The real living wage for social workers in Wales must be funded

Some retirement homes have advertised higher salaries to attract employees

THIS week the Welsh Government released its draft budget. This includes additional funding of £43.2m to support the implementation of Real Living Wage for registered social workers in care homes and home care as well as personal assistants.

The Homecare Association calculates the UK-wide minimum price for home care. This represents a sustainable award that covers basic salary costs such as salary, training time, travel time, sick leave and necessary overheads such as regulatory costs and office costs.

To pay a real living wage wage rate of £9.90 in 2022, we calculate that £24.08 is needed per hour of care provided.

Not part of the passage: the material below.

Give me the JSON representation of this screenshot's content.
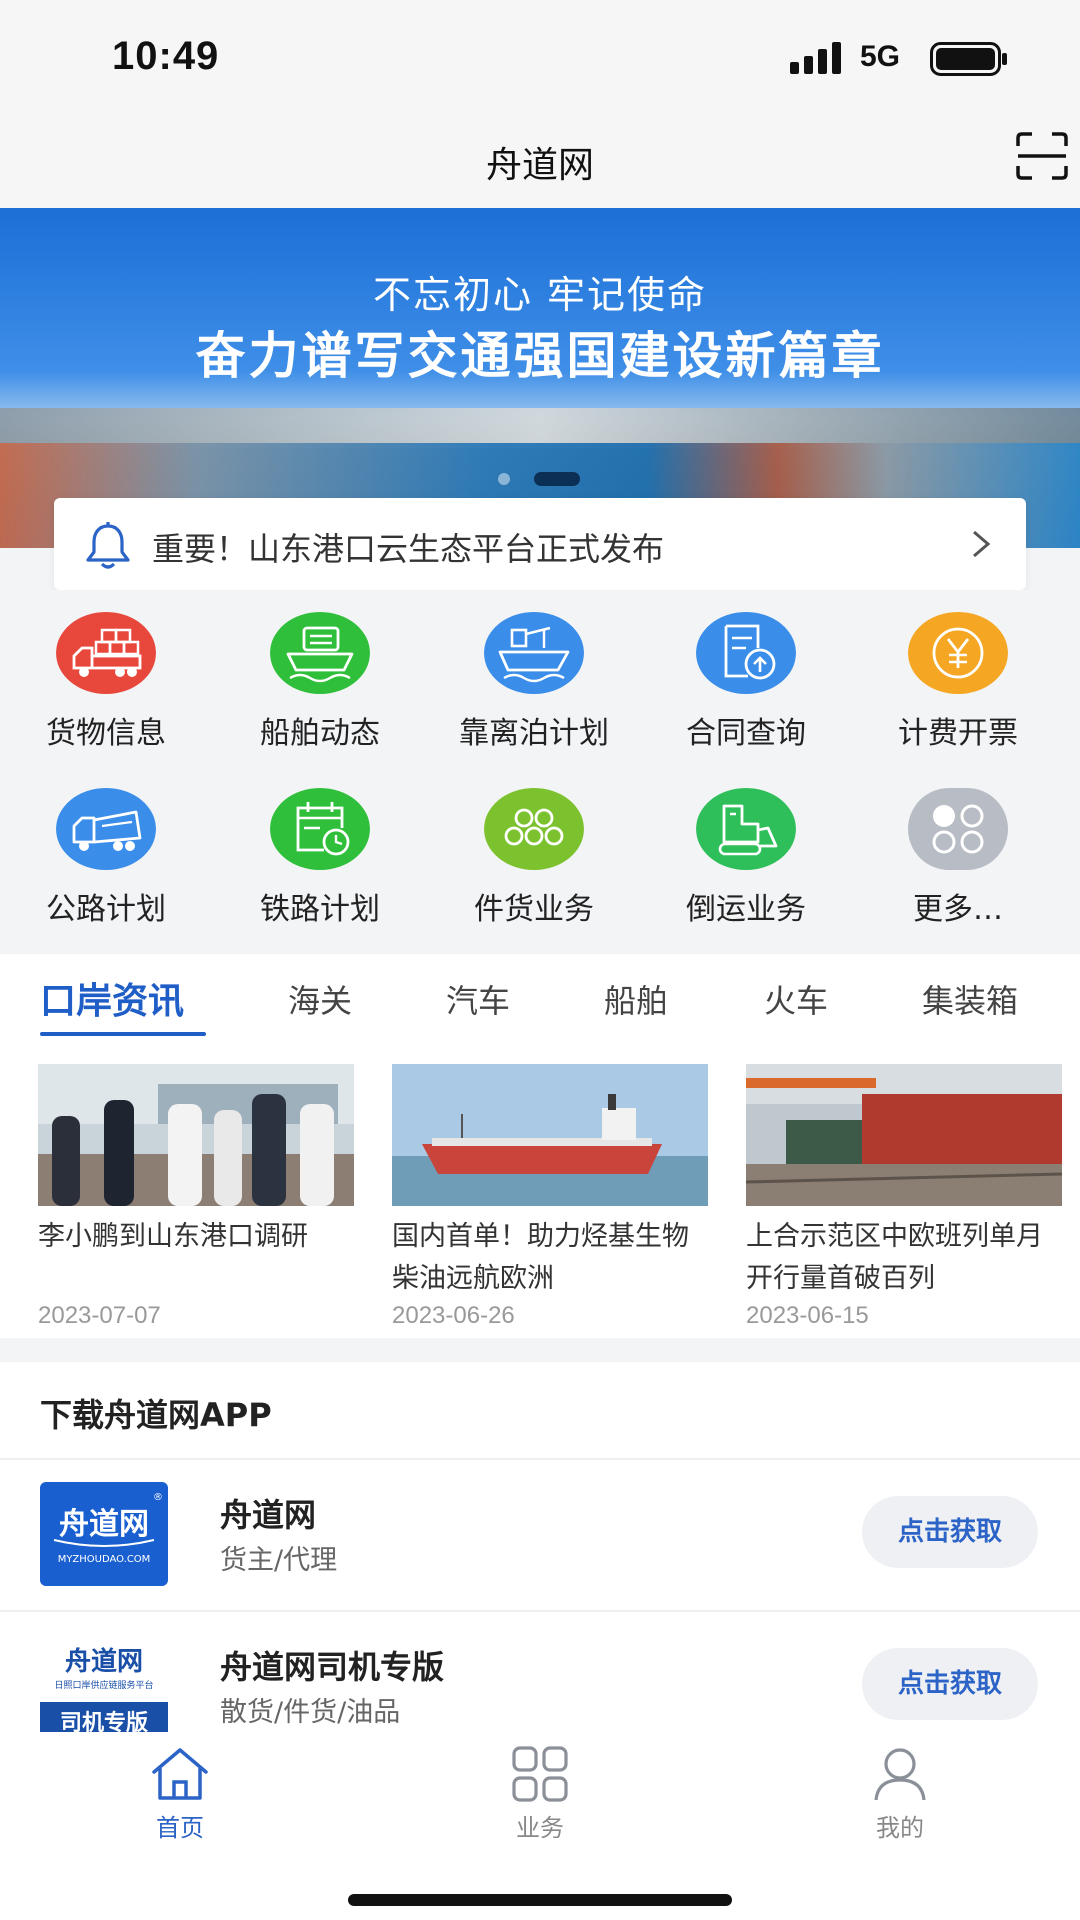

Rates paid by local authorities and health boards in Wales in 2021/22 averaged £19.30 per hour (according to our Freedom of Information research). If we compare the fee rates paid in Wales in 2021 and the rates we think are needed for sustainable operations while paying the actual living wage (£24.08), then we think the funding gap would be £51.4 million for home care alone.

We fear the announced £43.2m may be insufficient, particularly as it is intended to cover care homes and personal assistants in addition to home care.

With ongoing recruitment challenges, some providers have had to offer wages in excess of £9.90 an hour to attract staff, but they cannot operate sustainably without securing an income to cover their costs, and the majority care is paid for by the public sector.

We are also awaiting further information on how the policy will be implemented fairly for healthcare workers and their employers, which will require careful consideration.

Homecare Association CEO Dr Jane Townson said: “Care providers in Wales need to recruit and retain care workers with the right skills and values ​​to deliver the services people need. Everyone involved in the industry knows the value of labor – it’s a job not everyone can do. We are delighted that the Welsh Government is treating carers as a top priority, but it is essential that policies are backed by sustainable funding and careful implementation. Many suppliers operate with extremely tight margins and the stability of the sector is at stake if policies are pursued without their costs being covered.

Michael A. Bynum